§ **TASK GOAL**
Set down the data below without change, skipping the pictures it holds.

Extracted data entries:

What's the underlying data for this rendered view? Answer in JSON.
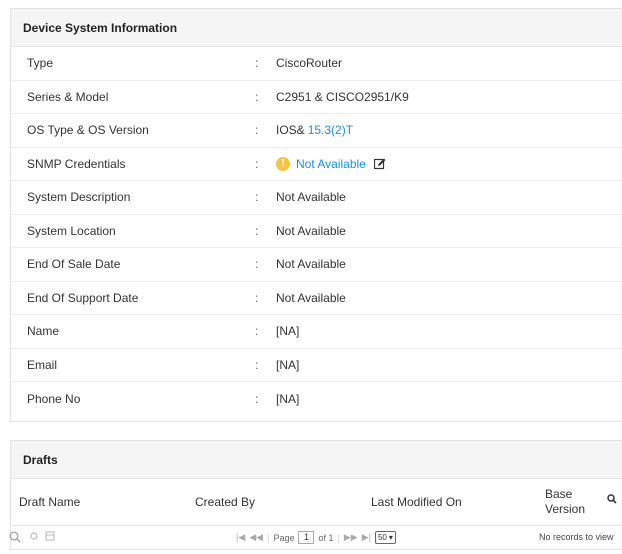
{
  "info": {
    "title": "Device System Information",
    "rows": [
      {
        "label": "Type",
        "value": "CiscoRouter"
      },
      {
        "label": "Series & Model",
        "value": "C2951 & CISCO2951/K9"
      },
      {
        "label": "OS Type & OS Version",
        "value_prefix": "IOS&",
        "value_link": "15.3(2)T"
      },
      {
        "label": "SNMP Credentials",
        "value_link": "Not Available"
      },
      {
        "label": "System Description",
        "value": "Not Available"
      },
      {
        "label": "System Location",
        "value": "Not Available"
      },
      {
        "label": "End Of Sale Date",
        "value": "Not Available"
      },
      {
        "label": "End Of Support Date",
        "value": "Not Available"
      },
      {
        "label": "Name",
        "value": "[NA]"
      },
      {
        "label": "Email",
        "value": "[NA]"
      },
      {
        "label": "Phone No",
        "value": "[NA]"
      }
    ],
    "colon": ":"
  },
  "drafts": {
    "title": "Drafts",
    "columns": [
      "Draft Name",
      "Created By",
      "Last Modified On",
      "Base Version"
    ],
    "pager": {
      "page_label": "Page",
      "page": "1",
      "of_label": "of 1",
      "page_size": "50",
      "empty_text": "No records to view"
    }
  },
  "icons": {
    "warning": "!",
    "search_glyph": "🔍"
  }
}
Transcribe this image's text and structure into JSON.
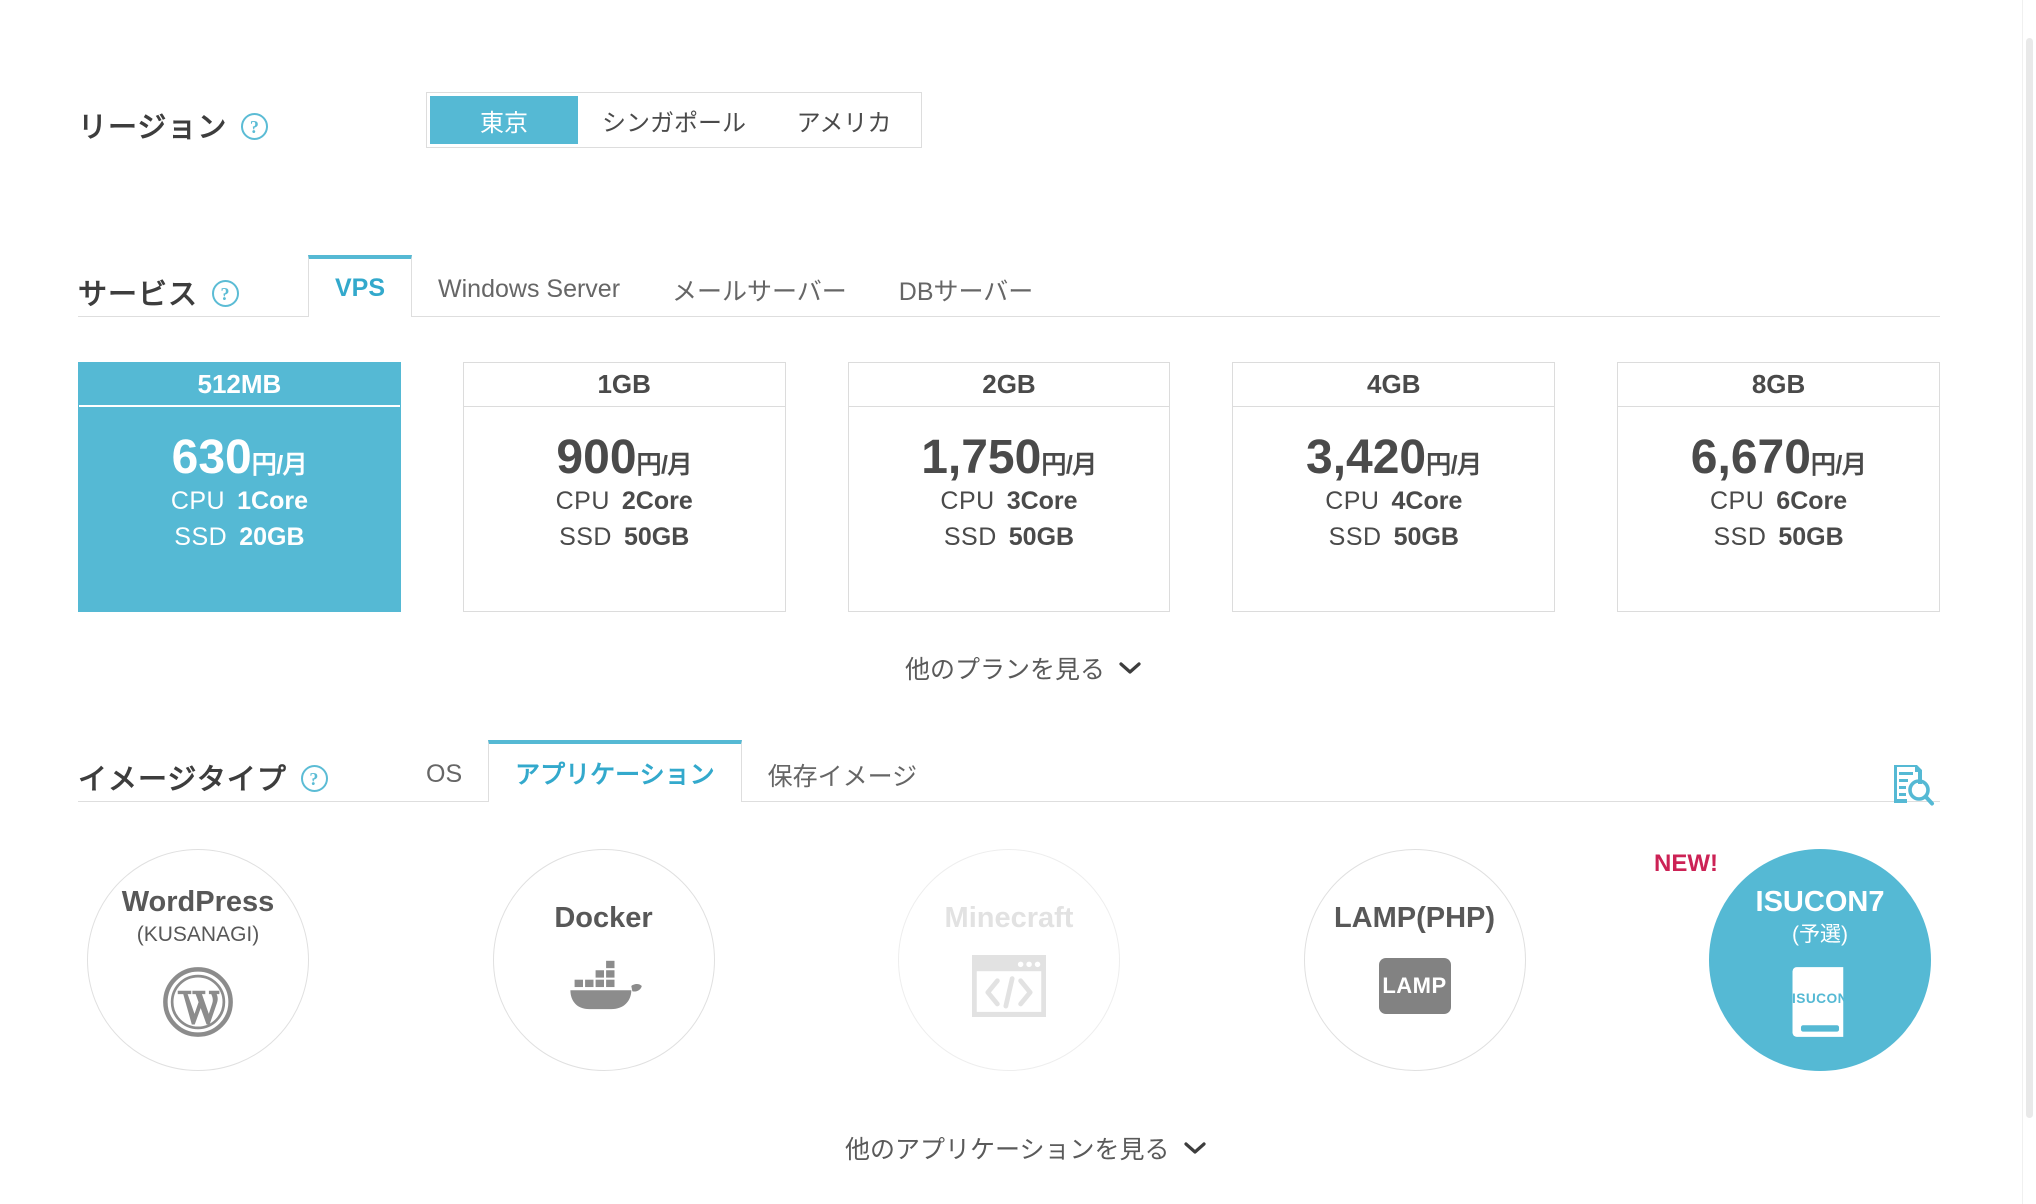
{
  "region": {
    "label": "リージョン",
    "help_icon": "help-circle-icon",
    "options": [
      {
        "label": "東京",
        "selected": true
      },
      {
        "label": "シンガポール",
        "selected": false
      },
      {
        "label": "アメリカ",
        "selected": false
      }
    ]
  },
  "service": {
    "label": "サービス",
    "help_icon": "help-circle-icon",
    "tabs": [
      {
        "label": "VPS",
        "active": true
      },
      {
        "label": "Windows Server",
        "active": false
      },
      {
        "label": "メールサーバー",
        "active": false
      },
      {
        "label": "DBサーバー",
        "active": false
      }
    ]
  },
  "plans": {
    "cpu_label": "CPU",
    "ssd_label": "SSD",
    "items": [
      {
        "memory": "512MB",
        "price": "630",
        "unit": "円/月",
        "cpu": "1Core",
        "ssd": "20GB",
        "selected": true
      },
      {
        "memory": "1GB",
        "price": "900",
        "unit": "円/月",
        "cpu": "2Core",
        "ssd": "50GB",
        "selected": false
      },
      {
        "memory": "2GB",
        "price": "1,750",
        "unit": "円/月",
        "cpu": "3Core",
        "ssd": "50GB",
        "selected": false
      },
      {
        "memory": "4GB",
        "price": "3,420",
        "unit": "円/月",
        "cpu": "4Core",
        "ssd": "50GB",
        "selected": false
      },
      {
        "memory": "8GB",
        "price": "6,670",
        "unit": "円/月",
        "cpu": "6Core",
        "ssd": "50GB",
        "selected": false
      }
    ],
    "more_label": "他のプランを見る",
    "more_icon": "chevron-down-icon"
  },
  "image_type": {
    "label": "イメージタイプ",
    "help_icon": "help-circle-icon",
    "tabs": [
      {
        "label": "OS",
        "active": false
      },
      {
        "label": "アプリケーション",
        "active": true
      },
      {
        "label": "保存イメージ",
        "active": false
      }
    ],
    "search_icon": "document-search-icon"
  },
  "applications": {
    "items": [
      {
        "name": "WordPress",
        "sub": "(KUSANAGI)",
        "icon": "wordpress-icon",
        "selected": false,
        "disabled": false,
        "badge": ""
      },
      {
        "name": "Docker",
        "sub": "",
        "icon": "docker-whale-icon",
        "selected": false,
        "disabled": false,
        "badge": ""
      },
      {
        "name": "Minecraft",
        "sub": "",
        "icon": "code-window-icon",
        "selected": false,
        "disabled": true,
        "badge": ""
      },
      {
        "name": "LAMP(PHP)",
        "sub": "",
        "icon": "lamp-badge-icon",
        "lamp_text": "LAMP",
        "selected": false,
        "disabled": false,
        "badge": ""
      },
      {
        "name": "ISUCON7",
        "sub": "(予選)",
        "icon": "isucon-book-icon",
        "isucon_text": "ISUCON",
        "selected": true,
        "disabled": false,
        "badge": "NEW!"
      }
    ],
    "more_label": "他のアプリケーションを見る",
    "more_icon": "chevron-down-icon"
  },
  "colors": {
    "accent": "#55b9d4",
    "accent_text": "#33a9cc",
    "new_badge": "#cc2255",
    "text": "#4a4a4a",
    "border": "#dcdcdc"
  }
}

§ **EXERCISE RESPONSE**
What's the underlying data for this rendered view? Answer in JSON.
{
  "info": {
    "title": "Device System Information",
    "rows": [
      {
        "label": "Type",
        "value": "CiscoRouter"
      },
      {
        "label": "Series & Model",
        "value": "C2951 & CISCO2951/K9"
      },
      {
        "label": "OS Type & OS Version",
        "value_prefix": "IOS&",
        "value_link": "15.3(2)T"
      },
      {
        "label": "SNMP Credentials",
        "value_link": "Not Available"
      },
      {
        "label": "System Description",
        "value": "Not Available"
      },
      {
        "label": "System Location",
        "value": "Not Available"
      },
      {
        "label": "End Of Sale Date",
        "value": "Not Available"
      },
      {
        "label": "End Of Support Date",
        "value": "Not Available"
      },
      {
        "label": "Name",
        "value": "[NA]"
      },
      {
        "label": "Email",
        "value": "[NA]"
      },
      {
        "label": "Phone No",
        "value": "[NA]"
      }
    ],
    "colon": ":"
  },
  "drafts": {
    "title": "Drafts",
    "columns": [
      "Draft Name",
      "Created By",
      "Last Modified On",
      "Base Version"
    ],
    "pager": {
      "page_label": "Page",
      "page": "1",
      "of_label": "of 1",
      "page_size": "50",
      "empty_text": "No records to view"
    }
  },
  "icons": {
    "warning": "!",
    "search_glyph": "🔍"
  }
}
Transcribe this image's text and structure into JSON.
{
  "region": {
    "label": "リージョン",
    "help_icon": "help-circle-icon",
    "options": [
      {
        "label": "東京",
        "selected": true
      },
      {
        "label": "シンガポール",
        "selected": false
      },
      {
        "label": "アメリカ",
        "selected": false
      }
    ]
  },
  "service": {
    "label": "サービス",
    "help_icon": "help-circle-icon",
    "tabs": [
      {
        "label": "VPS",
        "active": true
      },
      {
        "label": "Windows Server",
        "active": false
      },
      {
        "label": "メールサーバー",
        "active": false
      },
      {
        "label": "DBサーバー",
        "active": false
      }
    ]
  },
  "plans": {
    "cpu_label": "CPU",
    "ssd_label": "SSD",
    "items": [
      {
        "memory": "512MB",
        "price": "630",
        "unit": "円/月",
        "cpu": "1Core",
        "ssd": "20GB",
        "selected": true
      },
      {
        "memory": "1GB",
        "price": "900",
        "unit": "円/月",
        "cpu": "2Core",
        "ssd": "50GB",
        "selected": false
      },
      {
        "memory": "2GB",
        "price": "1,750",
        "unit": "円/月",
        "cpu": "3Core",
        "ssd": "50GB",
        "selected": false
      },
      {
        "memory": "4GB",
        "price": "3,420",
        "unit": "円/月",
        "cpu": "4Core",
        "ssd": "50GB",
        "selected": false
      },
      {
        "memory": "8GB",
        "price": "6,670",
        "unit": "円/月",
        "cpu": "6Core",
        "ssd": "50GB",
        "selected": false
      }
    ],
    "more_label": "他のプランを見る",
    "more_icon": "chevron-down-icon"
  },
  "image_type": {
    "label": "イメージタイプ",
    "help_icon": "help-circle-icon",
    "tabs": [
      {
        "label": "OS",
        "active": false
      },
      {
        "label": "アプリケーション",
        "active": true
      },
      {
        "label": "保存イメージ",
        "active": false
      }
    ],
    "search_icon": "document-search-icon"
  },
  "applications": {
    "items": [
      {
        "name": "WordPress",
        "sub": "(KUSANAGI)",
        "icon": "wordpress-icon",
        "selected": false,
        "disabled": false,
        "badge": ""
      },
      {
        "name": "Docker",
        "sub": "",
        "icon": "docker-whale-icon",
        "selected": false,
        "disabled": false,
        "badge": ""
      },
      {
        "name": "Minecraft",
        "sub": "",
        "icon": "code-window-icon",
        "selected": false,
        "disabled": true,
        "badge": ""
      },
      {
        "name": "LAMP(PHP)",
        "sub": "",
        "icon": "lamp-badge-icon",
        "lamp_text": "LAMP",
        "selected": false,
        "disabled": false,
        "badge": ""
      },
      {
        "name": "ISUCON7",
        "sub": "(予選)",
        "icon": "isucon-book-icon",
        "isucon_text": "ISUCON",
        "selected": true,
        "disabled": false,
        "badge": "NEW!"
      }
    ],
    "more_label": "他のアプリケーションを見る",
    "more_icon": "chevron-down-icon"
  },
  "colors": {
    "accent": "#55b9d4",
    "accent_text": "#33a9cc",
    "new_badge": "#cc2255",
    "text": "#4a4a4a",
    "border": "#dcdcdc"
  }
}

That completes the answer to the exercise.